In early 2015 Amazon introduced its Lambda functions as a serverless execution environment. Although Amazon was not the first to think of event driven applications, they were the first to introduce a formal support in a product for this. Late in 2015 Google was quick to release alpha version of its Cloud Functions, promptly followed by IBM OpenWhisk beta in February 2016. Why all the fuss?
The benefits of this new paradigm are that you do not longer need to explicitly provision servers and worry about auto-scaling, high availability, updates, maintenance and pay for hours of processor time when your server is running, but not serving requests. Your code gets called whenever there is an HTTP call, database state change, or other type of event that triggers the execution of your code. You do not need to configure always-up JVM to be ready to accept that request. You get billed by request or per millisecond of execution time, not per hour of JVM regardless whether or not that heavy VM was doing useful work or not.
This programming model is perfect match for microservices, mobile, IoT and many other apps – you get inherent auto-scaling and load balancing out of the box without having to manually configure clusters, load balancers, http plugins, etc. If you happen to run on the cloud, you also get zero administration benefit. All you need to do is to provide the code you want to execute and give it to your cloud vendor. The rest is “magic”.
While there are many similarities between IBM, Amazon and Google event-driven offerings, there are some differences. Here are some unique features of the IBM OpenWhisk that you do not get from Amazon Lambda nor from Google Cloud Functions:
- Open Source runtime under Apache 2.0 license (IBM OpenWhisk on GitHub) allows you to see under the hood and contribute. Neither Amazon Lambda, nor Google Cloud Functions are Open Source;
- Integrated container support (run any binary in a Docker to execute the function). Amazon and Google do not support this capability;
- Easy access to cognitive Watson services. You could call Watson services from Amazon or Google, but outbound network fees would apply;
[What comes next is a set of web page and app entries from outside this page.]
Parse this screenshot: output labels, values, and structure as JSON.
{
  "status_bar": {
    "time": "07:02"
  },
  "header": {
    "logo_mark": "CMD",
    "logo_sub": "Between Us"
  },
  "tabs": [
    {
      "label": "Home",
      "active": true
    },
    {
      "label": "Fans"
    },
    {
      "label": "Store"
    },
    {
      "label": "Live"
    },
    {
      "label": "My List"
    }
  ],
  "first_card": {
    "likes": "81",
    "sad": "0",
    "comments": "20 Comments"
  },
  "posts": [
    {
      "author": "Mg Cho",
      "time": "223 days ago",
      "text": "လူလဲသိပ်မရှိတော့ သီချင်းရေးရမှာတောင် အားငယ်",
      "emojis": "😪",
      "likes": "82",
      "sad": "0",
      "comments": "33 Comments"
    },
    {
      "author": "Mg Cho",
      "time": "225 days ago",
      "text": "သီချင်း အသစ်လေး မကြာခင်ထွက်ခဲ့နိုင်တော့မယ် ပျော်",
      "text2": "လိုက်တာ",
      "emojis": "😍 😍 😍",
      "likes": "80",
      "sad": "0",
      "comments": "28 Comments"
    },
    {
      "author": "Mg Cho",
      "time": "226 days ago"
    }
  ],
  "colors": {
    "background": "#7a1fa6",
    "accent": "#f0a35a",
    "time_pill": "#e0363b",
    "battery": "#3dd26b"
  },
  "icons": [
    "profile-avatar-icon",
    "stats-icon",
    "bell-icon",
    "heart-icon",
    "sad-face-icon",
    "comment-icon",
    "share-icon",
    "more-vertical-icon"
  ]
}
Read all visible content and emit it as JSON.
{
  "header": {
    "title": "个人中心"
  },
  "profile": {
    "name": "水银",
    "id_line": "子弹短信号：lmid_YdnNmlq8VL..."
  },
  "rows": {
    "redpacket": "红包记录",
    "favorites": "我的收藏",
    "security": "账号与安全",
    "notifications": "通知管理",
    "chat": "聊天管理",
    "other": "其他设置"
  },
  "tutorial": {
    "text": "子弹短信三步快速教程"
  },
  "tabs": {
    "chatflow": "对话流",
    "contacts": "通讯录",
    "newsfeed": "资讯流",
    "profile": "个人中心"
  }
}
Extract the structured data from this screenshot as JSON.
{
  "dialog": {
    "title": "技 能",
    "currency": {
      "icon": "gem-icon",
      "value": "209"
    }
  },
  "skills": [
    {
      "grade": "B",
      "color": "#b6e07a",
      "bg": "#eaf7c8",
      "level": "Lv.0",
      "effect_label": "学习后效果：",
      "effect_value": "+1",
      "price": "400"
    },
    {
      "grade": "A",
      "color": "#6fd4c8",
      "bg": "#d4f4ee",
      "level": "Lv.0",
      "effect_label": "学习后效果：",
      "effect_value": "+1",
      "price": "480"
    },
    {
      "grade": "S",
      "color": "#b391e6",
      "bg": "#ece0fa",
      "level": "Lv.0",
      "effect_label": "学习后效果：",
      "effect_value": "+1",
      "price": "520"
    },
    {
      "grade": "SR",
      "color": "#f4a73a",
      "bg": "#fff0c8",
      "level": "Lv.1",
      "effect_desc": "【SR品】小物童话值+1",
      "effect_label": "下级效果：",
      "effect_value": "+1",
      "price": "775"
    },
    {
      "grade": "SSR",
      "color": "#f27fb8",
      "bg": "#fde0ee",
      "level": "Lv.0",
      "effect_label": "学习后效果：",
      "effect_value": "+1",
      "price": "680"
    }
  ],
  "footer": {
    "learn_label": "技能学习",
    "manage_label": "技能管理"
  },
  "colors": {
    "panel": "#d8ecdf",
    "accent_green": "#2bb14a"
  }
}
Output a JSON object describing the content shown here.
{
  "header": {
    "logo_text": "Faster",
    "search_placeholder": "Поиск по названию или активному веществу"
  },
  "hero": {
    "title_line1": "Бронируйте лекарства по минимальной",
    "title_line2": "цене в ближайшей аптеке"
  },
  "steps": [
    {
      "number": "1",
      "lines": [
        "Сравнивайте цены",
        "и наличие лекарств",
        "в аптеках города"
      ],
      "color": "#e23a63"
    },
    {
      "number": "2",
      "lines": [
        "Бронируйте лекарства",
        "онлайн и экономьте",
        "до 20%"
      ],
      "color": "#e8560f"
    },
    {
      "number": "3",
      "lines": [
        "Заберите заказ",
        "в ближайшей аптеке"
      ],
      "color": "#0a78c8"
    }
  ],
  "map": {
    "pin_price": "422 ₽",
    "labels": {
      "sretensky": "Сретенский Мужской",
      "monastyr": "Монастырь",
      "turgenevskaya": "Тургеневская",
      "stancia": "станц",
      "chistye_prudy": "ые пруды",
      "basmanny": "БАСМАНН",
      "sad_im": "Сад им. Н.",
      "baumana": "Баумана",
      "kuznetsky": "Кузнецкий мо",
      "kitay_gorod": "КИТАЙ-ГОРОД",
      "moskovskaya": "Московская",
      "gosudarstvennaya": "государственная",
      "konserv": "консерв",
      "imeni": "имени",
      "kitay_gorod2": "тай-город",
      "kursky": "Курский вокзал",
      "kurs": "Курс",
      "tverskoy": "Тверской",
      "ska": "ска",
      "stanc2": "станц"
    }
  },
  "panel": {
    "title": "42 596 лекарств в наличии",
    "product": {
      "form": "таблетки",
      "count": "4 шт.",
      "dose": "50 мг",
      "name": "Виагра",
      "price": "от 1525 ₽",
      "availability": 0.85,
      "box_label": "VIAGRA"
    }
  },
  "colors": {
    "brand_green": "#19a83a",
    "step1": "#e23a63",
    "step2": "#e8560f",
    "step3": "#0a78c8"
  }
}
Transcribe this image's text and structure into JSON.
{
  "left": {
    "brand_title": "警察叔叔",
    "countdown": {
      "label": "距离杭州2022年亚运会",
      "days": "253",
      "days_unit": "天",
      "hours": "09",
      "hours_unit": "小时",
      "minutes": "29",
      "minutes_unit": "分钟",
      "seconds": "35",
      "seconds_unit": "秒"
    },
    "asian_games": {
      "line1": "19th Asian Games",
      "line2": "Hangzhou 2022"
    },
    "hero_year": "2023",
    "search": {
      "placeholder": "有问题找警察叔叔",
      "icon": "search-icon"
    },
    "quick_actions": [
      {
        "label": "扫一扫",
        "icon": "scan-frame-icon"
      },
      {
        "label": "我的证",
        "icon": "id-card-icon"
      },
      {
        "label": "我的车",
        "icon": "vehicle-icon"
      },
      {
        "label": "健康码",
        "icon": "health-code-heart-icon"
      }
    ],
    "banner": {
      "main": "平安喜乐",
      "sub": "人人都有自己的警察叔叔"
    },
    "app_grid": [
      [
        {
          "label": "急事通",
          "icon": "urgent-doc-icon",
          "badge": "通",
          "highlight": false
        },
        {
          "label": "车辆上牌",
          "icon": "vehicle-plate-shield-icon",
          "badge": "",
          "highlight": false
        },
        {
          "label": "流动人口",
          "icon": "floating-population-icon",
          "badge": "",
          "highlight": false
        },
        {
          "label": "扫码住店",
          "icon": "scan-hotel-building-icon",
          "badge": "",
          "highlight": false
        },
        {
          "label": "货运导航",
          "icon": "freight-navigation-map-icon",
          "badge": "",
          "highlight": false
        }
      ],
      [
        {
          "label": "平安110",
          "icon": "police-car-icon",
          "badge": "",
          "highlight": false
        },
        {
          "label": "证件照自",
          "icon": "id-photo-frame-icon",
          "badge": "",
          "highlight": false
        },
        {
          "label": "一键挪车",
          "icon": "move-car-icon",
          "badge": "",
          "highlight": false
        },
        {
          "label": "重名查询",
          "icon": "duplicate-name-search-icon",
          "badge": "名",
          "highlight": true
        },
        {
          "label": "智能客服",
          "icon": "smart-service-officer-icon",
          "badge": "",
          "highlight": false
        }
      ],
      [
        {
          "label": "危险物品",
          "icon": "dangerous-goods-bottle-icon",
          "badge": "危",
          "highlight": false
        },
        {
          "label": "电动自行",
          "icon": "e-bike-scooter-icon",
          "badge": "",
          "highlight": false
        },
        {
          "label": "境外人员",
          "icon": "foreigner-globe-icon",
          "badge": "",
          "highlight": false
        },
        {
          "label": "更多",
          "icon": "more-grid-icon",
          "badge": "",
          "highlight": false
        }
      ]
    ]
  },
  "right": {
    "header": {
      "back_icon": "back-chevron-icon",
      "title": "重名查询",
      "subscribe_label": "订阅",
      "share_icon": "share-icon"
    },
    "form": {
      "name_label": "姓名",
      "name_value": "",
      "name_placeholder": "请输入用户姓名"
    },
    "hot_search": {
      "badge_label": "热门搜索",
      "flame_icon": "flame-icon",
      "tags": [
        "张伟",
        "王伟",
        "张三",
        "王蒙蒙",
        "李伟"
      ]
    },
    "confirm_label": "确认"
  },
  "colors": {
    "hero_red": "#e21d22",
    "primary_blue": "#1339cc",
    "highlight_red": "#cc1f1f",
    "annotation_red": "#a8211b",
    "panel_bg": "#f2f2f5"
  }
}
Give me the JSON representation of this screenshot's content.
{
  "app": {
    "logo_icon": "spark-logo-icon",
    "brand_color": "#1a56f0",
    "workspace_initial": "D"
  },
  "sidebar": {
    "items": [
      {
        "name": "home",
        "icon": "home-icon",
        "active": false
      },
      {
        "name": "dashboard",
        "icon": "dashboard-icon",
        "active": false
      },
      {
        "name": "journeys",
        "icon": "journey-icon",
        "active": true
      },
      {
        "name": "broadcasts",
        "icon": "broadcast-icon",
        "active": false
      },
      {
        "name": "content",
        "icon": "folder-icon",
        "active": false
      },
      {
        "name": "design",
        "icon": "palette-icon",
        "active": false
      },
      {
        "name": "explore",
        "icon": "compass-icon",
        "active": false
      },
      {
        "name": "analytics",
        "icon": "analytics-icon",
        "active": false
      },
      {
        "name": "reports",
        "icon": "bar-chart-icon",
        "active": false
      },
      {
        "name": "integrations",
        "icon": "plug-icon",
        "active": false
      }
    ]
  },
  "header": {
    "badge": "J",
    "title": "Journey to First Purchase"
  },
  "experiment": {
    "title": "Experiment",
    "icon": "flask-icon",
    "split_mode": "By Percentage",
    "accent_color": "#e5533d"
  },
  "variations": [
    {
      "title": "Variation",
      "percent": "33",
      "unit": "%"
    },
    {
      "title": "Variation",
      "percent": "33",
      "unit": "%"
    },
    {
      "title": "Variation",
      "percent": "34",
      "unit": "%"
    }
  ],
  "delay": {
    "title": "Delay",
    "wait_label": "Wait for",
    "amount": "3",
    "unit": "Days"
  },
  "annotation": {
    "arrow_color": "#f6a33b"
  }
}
- You can build it yourself (see GitHub link above) and run it locally on your own hardware behind your own firewall and then move to the cloud if you so desire. You can’t run Amazon Lambda or Google Cloud Functions on your own server.
This last point is a big one. I imagine that not all of you reading this blog want to move 100% of your workload to the cloud. Can you do it on-prem? With OpenWhisk you can! Take IBM OpenWhisk for a test drive on Bluemix or build it yourself and let us know what you think!